Phil's rapt with what's he showing us – and by the fact that he's showing us off to the kids. He's immersed in the culture of the school and we've turned up, a part of its history.
We note other physical changes as we stroll around. The old library, squat, square, is now the learning support centre. The whole admin block is new (the old school hall was moved to the far corner of the site and is used as a third gym) and site of the staffroom where teachers once had their cups of tea is now where the library stands.
But I'm actually struck by how little has changed. A Block, the school's first building, is still here, six decades on. More surprisingly, so are the scrappy little changing sheds between the two main gyms – they were a bit rubbish 40 years ago. The nearby technical block was due for replacement when the earthquakes struck – it's still waiting. Repairs to address earthquake damage and weather-tightness issues at the Aurora Centre have taxed the school's capital budget.

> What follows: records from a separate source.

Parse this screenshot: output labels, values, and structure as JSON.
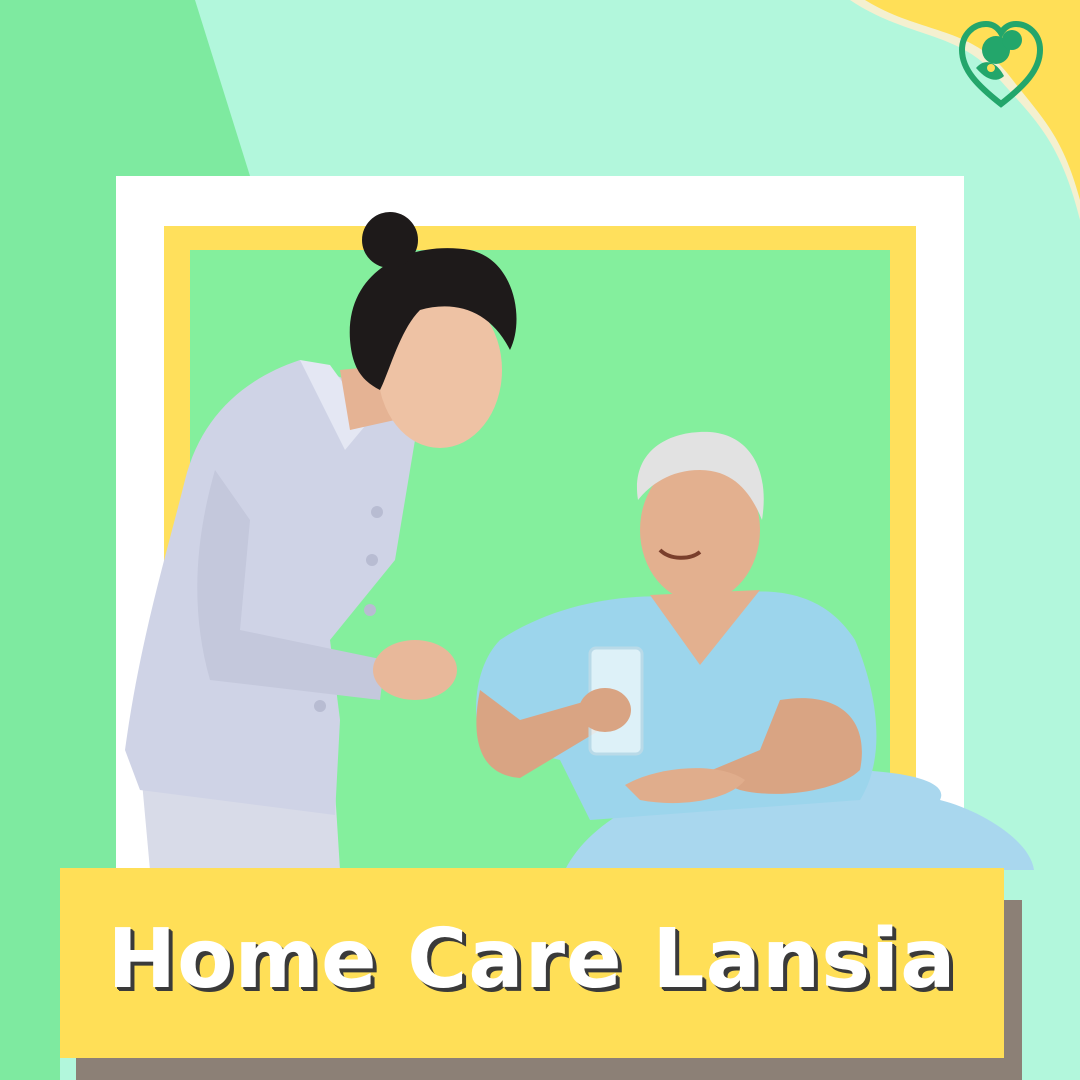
{
  "title": "Home Care Lansia",
  "logo": {
    "icon": "heart-family-icon"
  },
  "colors": {
    "background_mint": "#b2f7dc",
    "background_green": "#7eeaa0",
    "frame_white": "#ffffff",
    "frame_yellow": "#ffe05c",
    "inner_green": "#84ef9d",
    "title_band": "#ffdf57",
    "shadow_band": "#8c8076",
    "logo_green": "#23a66b"
  },
  "photo": {
    "subjects": [
      "nurse",
      "elderly-patient"
    ]
  }
}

It's striking that a big, sophisticated and successful school like Burnside still has to scratch around for money to maintain and upgrade its built environment. Days after our visit, Prime Minister Jacinda Ardern juices her Labour Party conference keynote with the announcement of a $400m capital investment in school buildings. Burnside is in the top tier of schools that will receive an extra $400,000.
After tea in the vast staffroom, Phil farewells us and we have one more wander around the school. Wait, stop here, I say outside A Block. This is the room where I first met Fiona, or at least first laid eyes on her, 40 years ago. She grins while I take her picture outside the window. We could hardly have known.